Tone-X, who has gone on the road with or opened up for just about every major black comedian on the circuit (including The Original Kings of Comedy and has appeared on Diddy's Bad Boys of Comedy), has been touring this summer with comedienne Mo'Nique. He's been opening up her show during many of its weekend dates. The schedule has led him to occasionally flying out of Charlotte on a Friday afternoon and flying back late on a Sunday night, which means he doesn't miss his weekday morning show gig or his Tuesday night show. (On one particular trek, he did shows with Mo'Nique in Connecticut on Friday, New Jersey on Saturday, and New York's famed Beacon Theatre on Sunday.)
"He does whatever he has to do to be here on Tuesday nights," says Edmonds, his co-manager. "He's only missed one show, and we've been doing this every week for over a year. That show he missed, he called in -- you can tell how much he cares about it and how much the audience loves him."
For as much as Tone-X loves the stage and has a pension for making people laugh, he's not one of those comedians who's always "on." That, coupled with his frequent discussion of social issues and mentions of God, makes him somewhat of an inspirational speaker. Some of that eases into his stand-up at times. In another life, he'd probably be a preacher.
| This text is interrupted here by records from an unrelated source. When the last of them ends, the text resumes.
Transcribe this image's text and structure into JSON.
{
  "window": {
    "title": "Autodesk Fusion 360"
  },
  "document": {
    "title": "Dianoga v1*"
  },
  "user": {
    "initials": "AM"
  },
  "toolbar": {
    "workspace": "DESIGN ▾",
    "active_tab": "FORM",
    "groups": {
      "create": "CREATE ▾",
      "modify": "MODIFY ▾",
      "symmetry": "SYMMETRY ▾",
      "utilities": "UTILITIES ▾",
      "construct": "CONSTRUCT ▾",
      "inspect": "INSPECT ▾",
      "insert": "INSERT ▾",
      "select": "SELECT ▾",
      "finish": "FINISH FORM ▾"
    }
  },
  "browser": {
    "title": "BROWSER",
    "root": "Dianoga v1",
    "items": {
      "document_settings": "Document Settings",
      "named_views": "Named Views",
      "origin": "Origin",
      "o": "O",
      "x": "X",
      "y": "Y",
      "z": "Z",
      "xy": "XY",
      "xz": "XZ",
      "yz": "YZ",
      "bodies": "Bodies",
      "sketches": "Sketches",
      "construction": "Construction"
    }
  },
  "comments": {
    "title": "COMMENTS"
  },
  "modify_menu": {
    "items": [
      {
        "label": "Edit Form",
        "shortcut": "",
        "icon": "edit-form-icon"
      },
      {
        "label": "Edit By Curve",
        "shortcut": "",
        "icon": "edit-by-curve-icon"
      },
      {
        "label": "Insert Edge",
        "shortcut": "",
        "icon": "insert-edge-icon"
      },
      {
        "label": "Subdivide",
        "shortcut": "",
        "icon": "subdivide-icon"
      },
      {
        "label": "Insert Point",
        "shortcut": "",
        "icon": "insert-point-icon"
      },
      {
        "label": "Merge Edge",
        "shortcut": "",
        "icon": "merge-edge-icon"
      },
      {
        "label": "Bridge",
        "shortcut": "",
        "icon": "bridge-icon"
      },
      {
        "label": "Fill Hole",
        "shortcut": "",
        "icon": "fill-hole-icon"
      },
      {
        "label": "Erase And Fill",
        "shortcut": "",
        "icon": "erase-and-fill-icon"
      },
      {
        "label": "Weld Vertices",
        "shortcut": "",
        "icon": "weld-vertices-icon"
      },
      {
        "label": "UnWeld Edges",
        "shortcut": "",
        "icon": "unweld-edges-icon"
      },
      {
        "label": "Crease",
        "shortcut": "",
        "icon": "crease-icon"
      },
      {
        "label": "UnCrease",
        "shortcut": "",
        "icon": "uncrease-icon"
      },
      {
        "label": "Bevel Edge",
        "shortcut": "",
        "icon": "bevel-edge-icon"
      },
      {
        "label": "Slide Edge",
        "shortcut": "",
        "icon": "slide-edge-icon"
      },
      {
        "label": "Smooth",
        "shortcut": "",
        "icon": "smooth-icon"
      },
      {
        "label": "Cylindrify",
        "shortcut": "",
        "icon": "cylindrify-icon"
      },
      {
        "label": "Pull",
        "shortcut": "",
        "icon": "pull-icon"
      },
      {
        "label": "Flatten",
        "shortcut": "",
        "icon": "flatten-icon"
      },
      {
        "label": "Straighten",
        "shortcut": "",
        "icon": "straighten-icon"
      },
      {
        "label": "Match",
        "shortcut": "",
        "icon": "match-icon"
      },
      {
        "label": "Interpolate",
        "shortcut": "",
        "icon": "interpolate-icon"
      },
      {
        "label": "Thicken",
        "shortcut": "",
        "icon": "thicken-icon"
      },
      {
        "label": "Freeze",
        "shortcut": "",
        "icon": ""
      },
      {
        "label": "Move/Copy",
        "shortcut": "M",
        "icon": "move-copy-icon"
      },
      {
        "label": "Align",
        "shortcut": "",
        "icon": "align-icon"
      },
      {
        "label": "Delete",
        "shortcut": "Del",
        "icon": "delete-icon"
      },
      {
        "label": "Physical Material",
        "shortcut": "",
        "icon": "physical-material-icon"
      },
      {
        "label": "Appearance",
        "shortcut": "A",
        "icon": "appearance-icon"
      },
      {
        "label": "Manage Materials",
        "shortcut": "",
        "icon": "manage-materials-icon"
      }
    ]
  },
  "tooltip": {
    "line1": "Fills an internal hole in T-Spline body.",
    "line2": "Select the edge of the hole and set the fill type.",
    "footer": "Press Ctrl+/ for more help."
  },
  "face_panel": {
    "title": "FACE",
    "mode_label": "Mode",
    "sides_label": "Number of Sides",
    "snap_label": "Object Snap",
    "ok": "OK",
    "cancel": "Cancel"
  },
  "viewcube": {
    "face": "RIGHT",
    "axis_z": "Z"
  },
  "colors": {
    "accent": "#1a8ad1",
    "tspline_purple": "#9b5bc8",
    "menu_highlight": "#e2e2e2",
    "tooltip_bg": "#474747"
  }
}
"You understand that as you get older, you have a responsibility," Tone-X says. "When you talk through the microphone, it's more than just entertainment. It's more than buffoonery. You have an obligation, and you should feel entitled to give as much information to your people as possible. It's not about just being funny. It's about being informative. You can be informative and funny."